Mehdi Dutheil, 35 years old, is a graduate of the HEC Business School and a specialist in BoP Marketing, a market creation model that aims at meeting the essential needs (water, food, energy, health care and education) of the poorest – what Professor C.K. Prahalad called “bottom of the pyramid” (BoP).

Mehdi and his team learned to identify target audiences for their pilot schemes and to distinguish the BoP “segments”, in other words the homogenous groups of potential customers. They are people who live in unplanned housing developments (without housing permits), with monthly incomes of between 100 and 200 euros. And what’s their activity? Split between blue collar workers, self-employed, those not working, retired and domestic workers. Also, they correspond for the most part to those targeted by partner MFIs.

From the solar-powered water heater to the “Wonderbag”

Meetings between residents and MFIs also helped define priority products: solar-powered water heaters that also recharge telephones, and clean cooking ovens, but also “Wonderbags” that have convinced more than one unbeliever. These insulating bags allow pots of food to continue to boil off the stove, saving precious fuel. 150,000 are already being used across South Africa…

Multiply R&D with microfinance

After the exploratory stages, Micro-Energy Alliance designed several tests with its partners, before introducing micro-franchise. With Wizzit, for example, “energy savings accounts” were tested. This system consists of saving on a bank account associated with a mobile phone – saving is mandatory in order to be able to make a purchase. Once the customer has saved enough for the price of a cooking oven or water heater, he or she can become its owner.

With Kuyasa Fund, an MFI that specialises in home loans in the Cape Region, solar-powered water-heaters are propose with microloans. Demonstrators have been installed in an MFI agency built in a container with a corrugated iron roof, just like in the homes of neighbouring residents.

However, Mehdi Dutheil and his team are focusing their energy on the micro-franchise solution, being tested since spring 2011. After the first six months of being introduced, “the model is now clearer” and several positive signs have been noted, in particular the fact that the franchises buy a considerable amount of buffer stock. “They are starting to believe in the system and they have a smile on their faces!” Mehdi Dutheil is pleased to say.

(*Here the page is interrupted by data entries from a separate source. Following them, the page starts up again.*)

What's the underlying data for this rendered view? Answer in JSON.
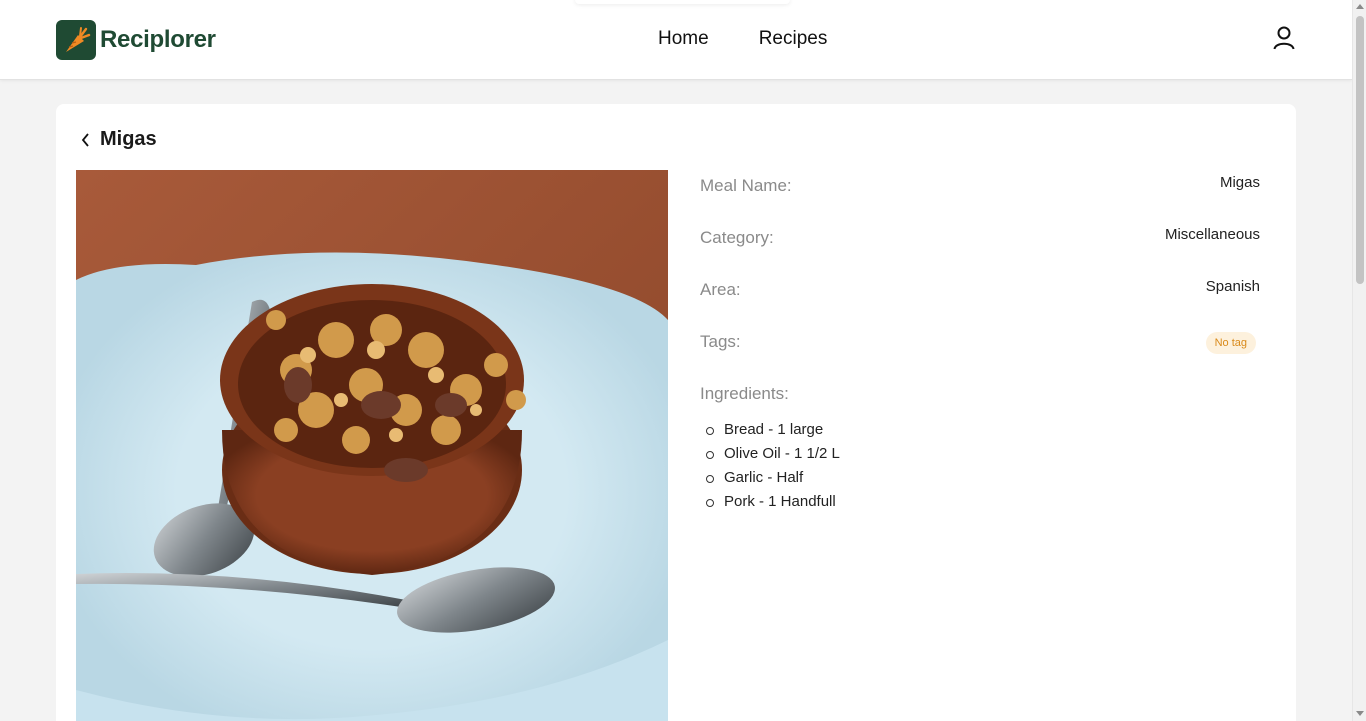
{
  "header": {
    "brand": "Reciplorer",
    "nav": [
      {
        "label": "Home"
      },
      {
        "label": "Recipes"
      }
    ],
    "user_icon": "user-icon",
    "logo_icon": "carrot-icon"
  },
  "page": {
    "title": "Migas",
    "back_icon": "chevron-left-icon"
  },
  "meal": {
    "image_alt": "Migas",
    "fields": {
      "name_label": "Meal Name:",
      "name_value": "Migas",
      "category_label": "Category:",
      "category_value": "Miscellaneous",
      "area_label": "Area:",
      "area_value": "Spanish",
      "tags_label": "Tags:",
      "tags_value": "No tag"
    },
    "ingredients_label": "Ingredients:",
    "ingredients": [
      "Bread - 1 large",
      "Olive Oil - 1 1/2 L",
      "Garlic - Half",
      "Pork - 1 Handfull"
    ]
  },
  "colors": {
    "brand": "#1f4a33",
    "logo_accent": "#f08a24",
    "tag_bg": "#fdf1dd",
    "tag_text": "#d98a1a"
  }
}
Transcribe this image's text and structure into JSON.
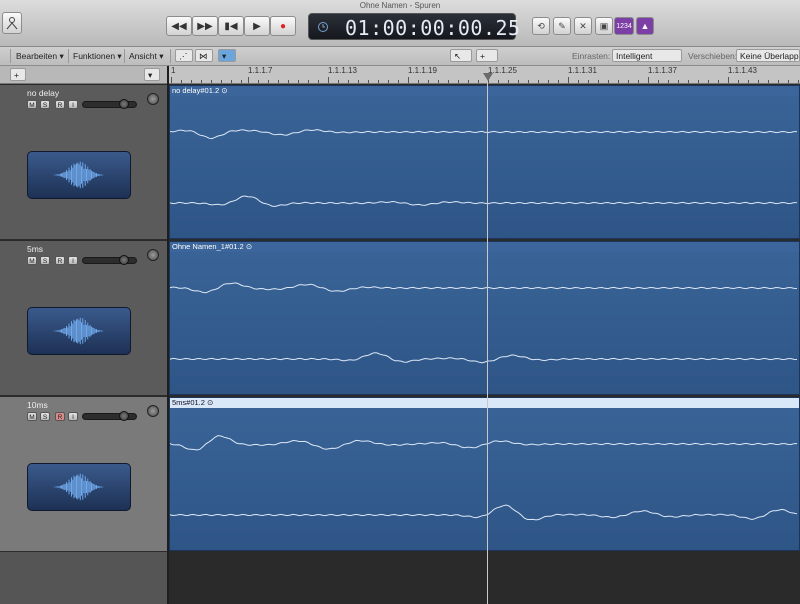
{
  "window": {
    "title": "Ohne Namen - Spuren"
  },
  "transport": {
    "rewind": "◀◀",
    "forward": "▶▶",
    "to_start": "▮◀",
    "play": "▶",
    "record": "●",
    "time": "01:00:00:00.25",
    "counter": "1234"
  },
  "menubar": {
    "edit": "Bearbeiten ▾",
    "functions": "Funktionen ▾",
    "view": "Ansicht ▾",
    "snap_label": "Einrasten:",
    "snap_value": "Intelligent",
    "drag_label": "Verschieben:",
    "drag_value": "Keine Überlappung"
  },
  "ruler": {
    "ticks": [
      "1",
      "1.1.1.7",
      "1.1.1.13",
      "1.1.1.19",
      "1.1.1.25",
      "1.1.1.31",
      "1.1.1.37",
      "1.1.1.43"
    ]
  },
  "tracks": [
    {
      "name": "no delay",
      "region": "no delay#01.2",
      "selected": false
    },
    {
      "name": "5ms",
      "region": "Ohne Namen_1#01.2",
      "selected": false
    },
    {
      "name": "10ms",
      "region": "5ms#01.2",
      "selected": true
    }
  ],
  "track_buttons": {
    "mute": "M",
    "solo": "S",
    "record": "R",
    "input": "I"
  },
  "icons": {
    "library": "library-icon",
    "add_track": "add-track-icon",
    "cycle": "cycle-icon",
    "tuner": "tuner-icon",
    "metronome": "metronome-icon",
    "playhead": "playhead-icon"
  },
  "colors": {
    "region": "#2e5586",
    "region_selected_bar": "#d8e8f8",
    "waveform": "#dce8f6",
    "counter": "#7b3fa6"
  }
}
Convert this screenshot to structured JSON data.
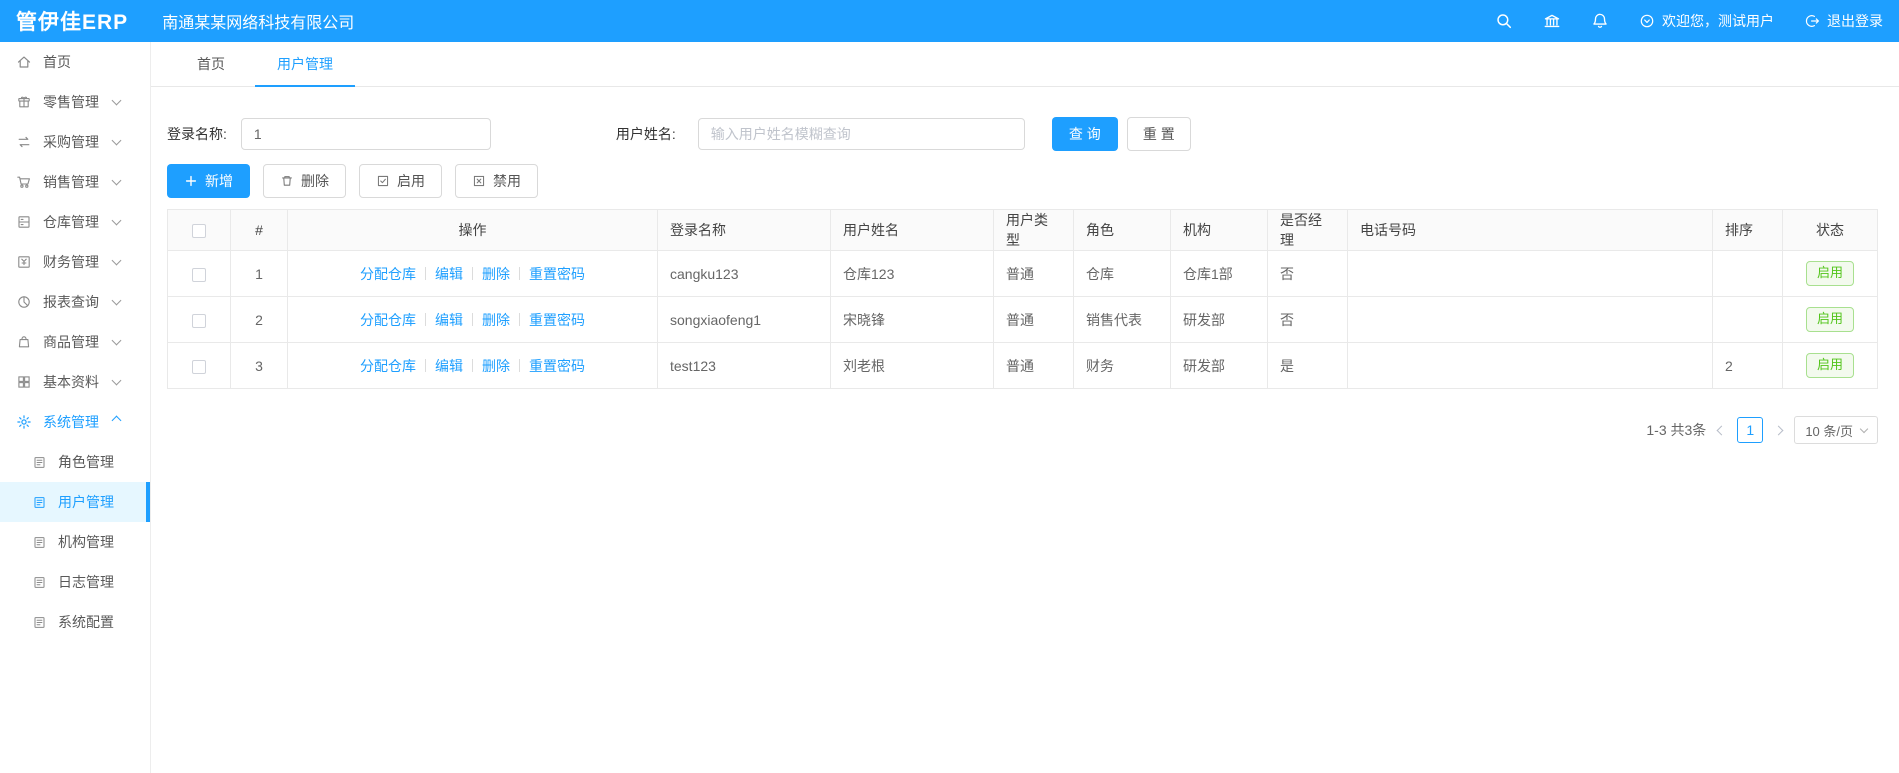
{
  "header": {
    "logo": "管伊佳ERP",
    "company": "南通某某网络科技有限公司",
    "welcome": "欢迎您，测试用户",
    "logout": "退出登录"
  },
  "sidebar": {
    "items": [
      {
        "label": "首页",
        "icon": "home-icon"
      },
      {
        "label": "零售管理",
        "icon": "retail-icon"
      },
      {
        "label": "采购管理",
        "icon": "purchase-icon"
      },
      {
        "label": "销售管理",
        "icon": "cart-icon"
      },
      {
        "label": "仓库管理",
        "icon": "warehouse-icon"
      },
      {
        "label": "财务管理",
        "icon": "finance-icon"
      },
      {
        "label": "报表查询",
        "icon": "report-icon"
      },
      {
        "label": "商品管理",
        "icon": "goods-icon"
      },
      {
        "label": "基本资料",
        "icon": "grid-icon"
      },
      {
        "label": "系统管理",
        "icon": "gear-icon",
        "active": true
      }
    ],
    "subitems": [
      {
        "label": "角色管理"
      },
      {
        "label": "用户管理",
        "active": true
      },
      {
        "label": "机构管理"
      },
      {
        "label": "日志管理"
      },
      {
        "label": "系统配置"
      }
    ]
  },
  "tabs": [
    {
      "label": "首页"
    },
    {
      "label": "用户管理",
      "active": true
    }
  ],
  "search": {
    "login_label": "登录名称:",
    "login_value": "1",
    "name_label": "用户姓名:",
    "name_placeholder": "输入用户姓名模糊查询",
    "query_button": "查 询",
    "reset_button": "重 置"
  },
  "toolbar": {
    "add": "新增",
    "delete": "删除",
    "enable": "启用",
    "disable": "禁用"
  },
  "table": {
    "headers": {
      "index": "#",
      "action": "操作",
      "login": "登录名称",
      "name": "用户姓名",
      "type": "用户类型",
      "role": "角色",
      "org": "机构",
      "manager": "是否经理",
      "phone": "电话号码",
      "sort": "排序",
      "status": "状态"
    },
    "action_links": [
      "分配仓库",
      "编辑",
      "删除",
      "重置密码"
    ],
    "rows": [
      {
        "index": "1",
        "login": "cangku123",
        "name": "仓库123",
        "type": "普通",
        "role": "仓库",
        "org": "仓库1部",
        "manager": "否",
        "phone": "",
        "sort": "",
        "status": "启用"
      },
      {
        "index": "2",
        "login": "songxiaofeng1",
        "name": "宋晓锋",
        "type": "普通",
        "role": "销售代表",
        "org": "研发部",
        "manager": "否",
        "phone": "",
        "sort": "",
        "status": "启用"
      },
      {
        "index": "3",
        "login": "test123",
        "name": "刘老根",
        "type": "普通",
        "role": "财务",
        "org": "研发部",
        "manager": "是",
        "phone": "",
        "sort": "2",
        "status": "启用"
      }
    ]
  },
  "pagination": {
    "total": "1-3 共3条",
    "current_page": "1",
    "page_size": "10 条/页"
  },
  "colors": {
    "primary": "#1E9FFF",
    "status_green": "#52c41a",
    "active_menu_bg": "#e6f7ff"
  }
}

Is microfranchise the future of microfinance?

At the end of 2011, some twenty agents franchised by the Micro-Energy Alliance were proposing the chosen range of products. They have in common a brand, a catalogue, training and sales procedures. Each one has a bank account on a mobile phone through a partnership with Wizzit. The pilot scheme will continue in 2012 with the goal of supplying 1,000 households through 100 franchises.

On a long-term basis, the franchise system could be copied and deployed on a larger scale. The franchised agencies could be ideally situated for supplying other essential items (water, medicine, etc.).

In line with this, the MFIs’ role would become greater than their current one: they would fund packages, sorts of “businesses in a box”, marketed by their franchised agent. These agents would gradually be able to attain the quality of life of the South African middle classes, while end-customers would have greater comfort on essential needs.